In fact, moon rock viscosities are so high that they are practically infinite, meaning that no flow will occur (i.e., rocks are more likely to break or fracture than to flow). Since the flow of rock is basically impossible at the temperatures that exist on the Moon's surface, there will be no relaxation of lunar craters, and thus no problem with the age of the Moon.
So, if only these scientists had done the job properly they would have shown that the moon isn't young; it's er... old. Makes you wonder how they got it passed the peer-review process.
But what's this? Former young-Earth advocate Glenn R. Morton?

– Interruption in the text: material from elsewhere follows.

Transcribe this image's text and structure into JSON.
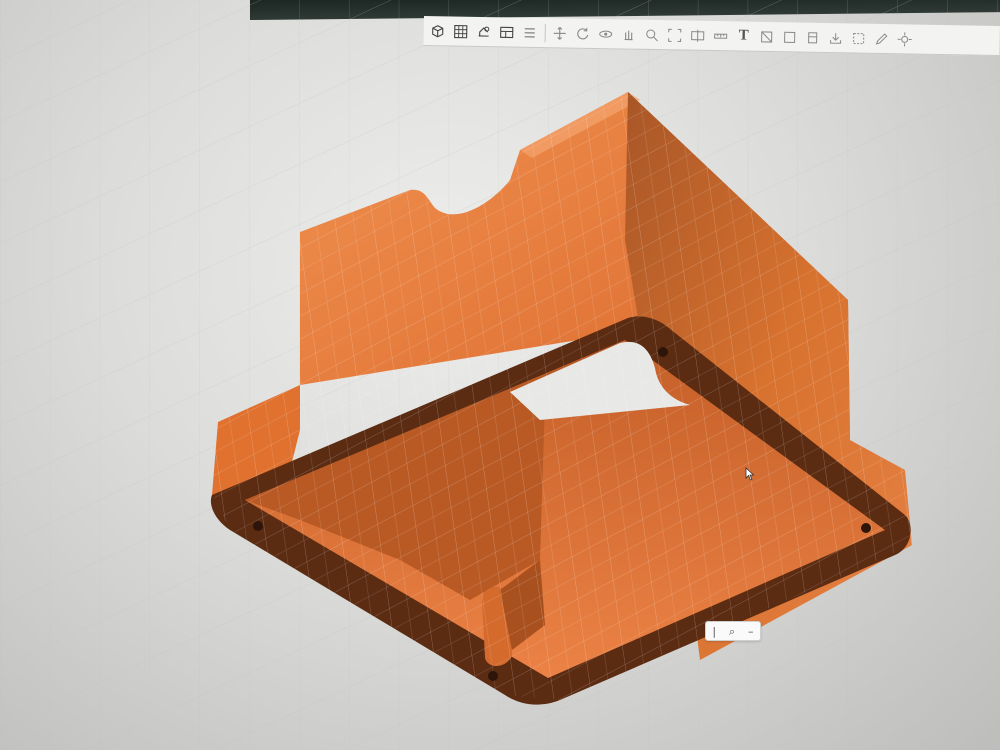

Yep! The creation scientist (did Ackerman just forget to mention that the 'science' he relied on was carried out by young-Earth creationists?) Glenn R. Morton deconverted from young-Earth creationism when he realised there was no data supporting it and all the data points to an Earth as old as real scientists accept. You can read about his change of mind in his article entitled Why I Left Young-Earth Creationism.
There was no peer-review process of course. So long as it reached the 'right' conclusion and it conformed with the Creationists' Oath to never reach a conclusion that doesn't support a literal interpretation of Genesis from the Christian Bible, it was accepted.
Ackerman has fallen into the trap of believing your own propaganda. It must be a bit disconcerting to find that the scientist whom you've just relied on for your argument doesn't believe it himself.
No, don't laugh. It's not nice.
Instead, read Dr Ackerman's confident conclusion:
Thus the physical evidence is loud and clear to the effect that the craters of the moon cannot be as old as evolutionists claim. In fact, the data indicate that the craters must be only a few thousand years old.
Hmm... as loud and clear as total silence in an unlit coal cellar, eh?
Now you can laugh.
When first we practise to deceive!"
- Sir Walter Scott.